## About this exercise
Set out word for word the line that contains "Output a JSON" and each line after it, through the end of the data below, but exclude the pictures.

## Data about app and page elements
___

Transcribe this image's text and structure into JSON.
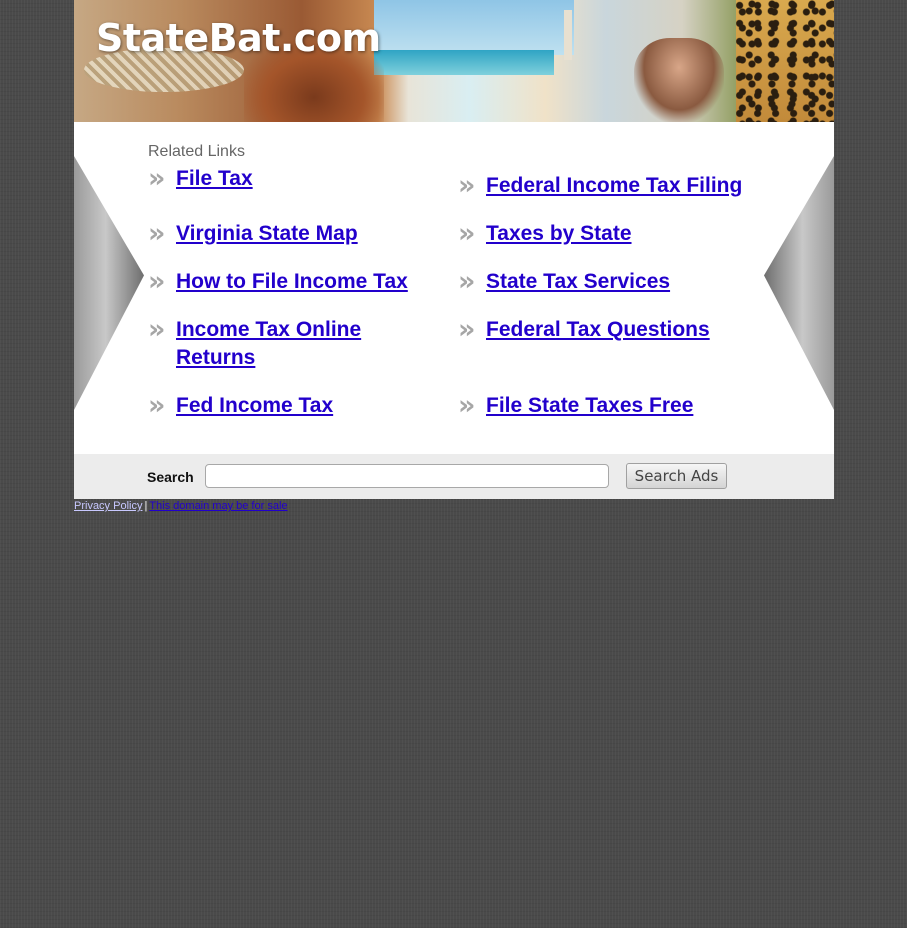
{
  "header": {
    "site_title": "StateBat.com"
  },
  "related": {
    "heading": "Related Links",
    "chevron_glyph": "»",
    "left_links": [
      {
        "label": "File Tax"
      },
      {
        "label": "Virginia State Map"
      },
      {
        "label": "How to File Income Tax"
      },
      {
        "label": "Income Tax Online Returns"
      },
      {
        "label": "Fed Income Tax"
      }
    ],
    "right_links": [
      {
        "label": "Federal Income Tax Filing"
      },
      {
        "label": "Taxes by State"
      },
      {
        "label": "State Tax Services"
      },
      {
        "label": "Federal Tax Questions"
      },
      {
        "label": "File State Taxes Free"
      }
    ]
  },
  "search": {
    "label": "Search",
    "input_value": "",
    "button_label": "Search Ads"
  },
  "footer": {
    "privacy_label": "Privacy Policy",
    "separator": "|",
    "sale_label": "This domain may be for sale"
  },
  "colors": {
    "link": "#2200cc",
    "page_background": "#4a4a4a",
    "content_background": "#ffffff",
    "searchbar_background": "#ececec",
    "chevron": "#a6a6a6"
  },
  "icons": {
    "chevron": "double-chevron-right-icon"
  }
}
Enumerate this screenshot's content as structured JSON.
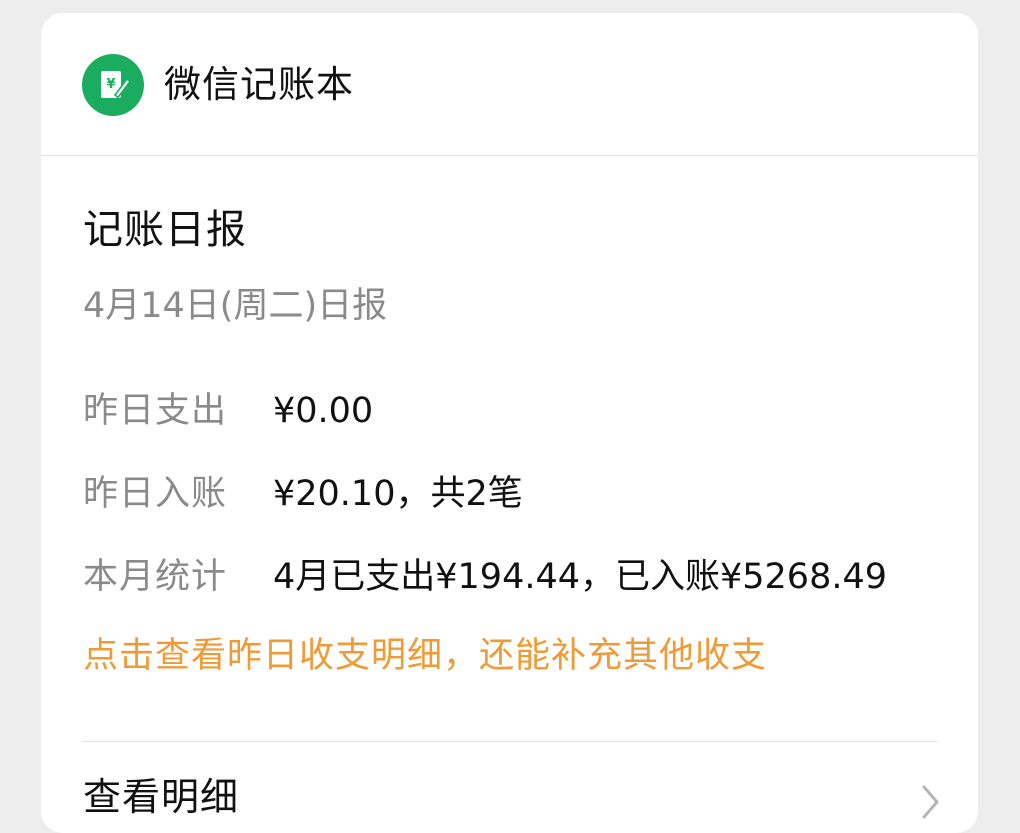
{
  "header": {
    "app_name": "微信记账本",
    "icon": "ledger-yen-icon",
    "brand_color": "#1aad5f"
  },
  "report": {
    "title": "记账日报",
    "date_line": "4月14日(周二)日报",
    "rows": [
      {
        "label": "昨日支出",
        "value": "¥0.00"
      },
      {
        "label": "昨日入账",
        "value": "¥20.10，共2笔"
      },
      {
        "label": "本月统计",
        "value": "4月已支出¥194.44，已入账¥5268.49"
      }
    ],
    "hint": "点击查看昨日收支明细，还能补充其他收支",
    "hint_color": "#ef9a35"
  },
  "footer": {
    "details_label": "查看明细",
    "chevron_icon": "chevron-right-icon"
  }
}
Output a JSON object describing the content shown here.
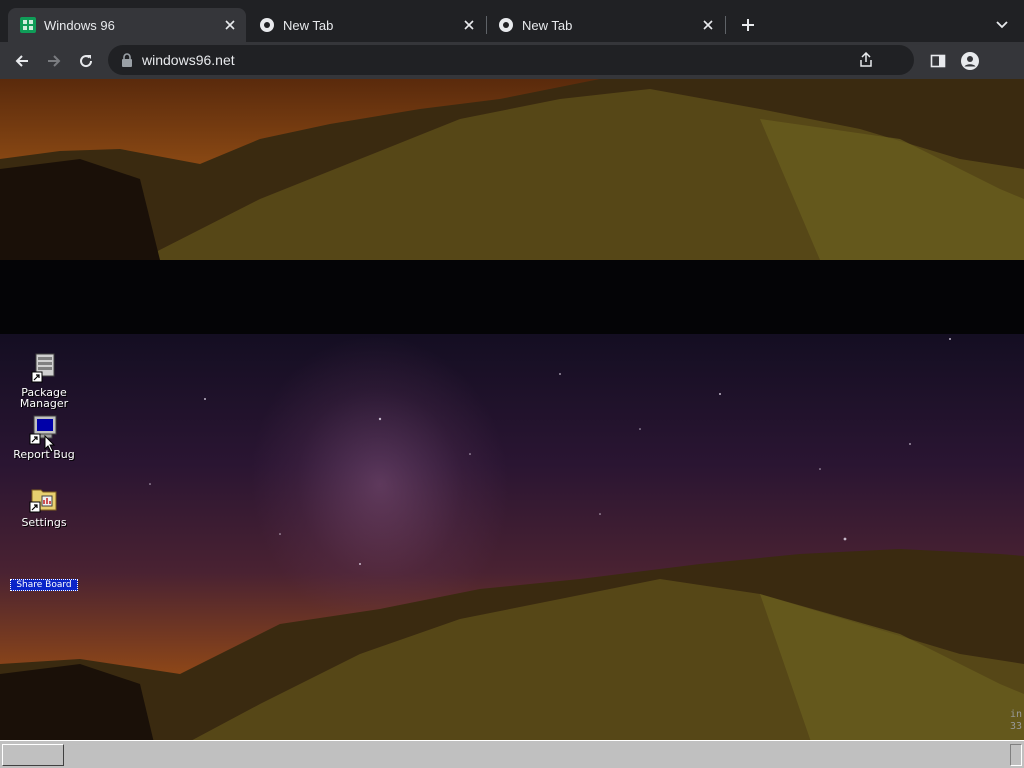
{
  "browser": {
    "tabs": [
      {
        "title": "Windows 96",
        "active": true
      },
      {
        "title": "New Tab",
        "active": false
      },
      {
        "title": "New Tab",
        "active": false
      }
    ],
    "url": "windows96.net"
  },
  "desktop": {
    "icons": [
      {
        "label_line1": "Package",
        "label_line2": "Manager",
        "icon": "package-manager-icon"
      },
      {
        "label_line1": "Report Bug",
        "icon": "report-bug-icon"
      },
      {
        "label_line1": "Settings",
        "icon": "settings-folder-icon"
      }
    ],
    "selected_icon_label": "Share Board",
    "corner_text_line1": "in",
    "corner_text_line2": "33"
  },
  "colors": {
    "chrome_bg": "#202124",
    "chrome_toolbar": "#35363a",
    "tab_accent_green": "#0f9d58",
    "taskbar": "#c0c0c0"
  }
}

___

## Response to the task
Output a JSON object describing the content shown here.
{
  "browser": {
    "tabs": [
      {
        "title": "Windows 96",
        "active": true
      },
      {
        "title": "New Tab",
        "active": false
      },
      {
        "title": "New Tab",
        "active": false
      }
    ],
    "url": "windows96.net"
  },
  "desktop": {
    "icons": [
      {
        "label_line1": "Package",
        "label_line2": "Manager",
        "icon": "package-manager-icon"
      },
      {
        "label_line1": "Report Bug",
        "icon": "report-bug-icon"
      },
      {
        "label_line1": "Settings",
        "icon": "settings-folder-icon"
      }
    ],
    "selected_icon_label": "Share Board",
    "corner_text_line1": "in",
    "corner_text_line2": "33"
  },
  "colors": {
    "chrome_bg": "#202124",
    "chrome_toolbar": "#35363a",
    "tab_accent_green": "#0f9d58",
    "taskbar": "#c0c0c0"
  }
}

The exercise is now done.